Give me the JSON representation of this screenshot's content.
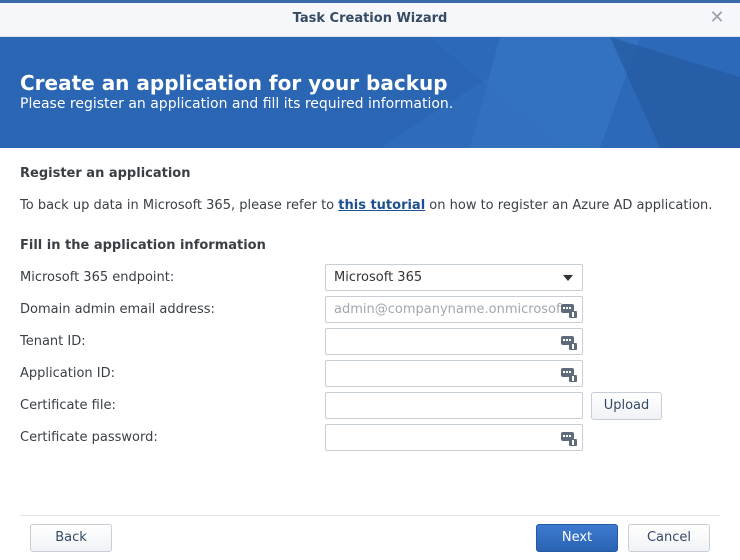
{
  "window": {
    "title": "Task Creation Wizard"
  },
  "banner": {
    "title": "Create an application for your backup",
    "subtitle": "Please register an application and fill its required information."
  },
  "register": {
    "heading": "Register an application",
    "text_before": "To back up data in Microsoft 365, please refer to ",
    "link": "this tutorial",
    "text_after": " on how to register an Azure AD application."
  },
  "form": {
    "heading": "Fill in the application information",
    "endpoint": {
      "label": "Microsoft 365 endpoint:",
      "value": "Microsoft 365"
    },
    "email": {
      "label": "Domain admin email address:",
      "placeholder": "admin@companyname.onmicrosoft.com"
    },
    "tenant": {
      "label": "Tenant ID:",
      "value": ""
    },
    "app_id": {
      "label": "Application ID:",
      "value": ""
    },
    "cert_file": {
      "label": "Certificate file:",
      "value": "",
      "upload": "Upload"
    },
    "cert_password": {
      "label": "Certificate password:",
      "value": ""
    }
  },
  "footer": {
    "back": "Back",
    "next": "Next",
    "cancel": "Cancel"
  },
  "colors": {
    "banner": "#2a66b3",
    "primary": "#2a63b3",
    "link": "#1d4f91"
  }
}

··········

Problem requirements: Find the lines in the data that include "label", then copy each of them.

Exercise result:
      "label": "Microsoft 365 endpoint:",
      "label": "Domain admin email address:",
      "label": "Tenant ID:",
      "label": "Application ID:",
      "label": "Certificate file:",
      "label": "Certificate password:",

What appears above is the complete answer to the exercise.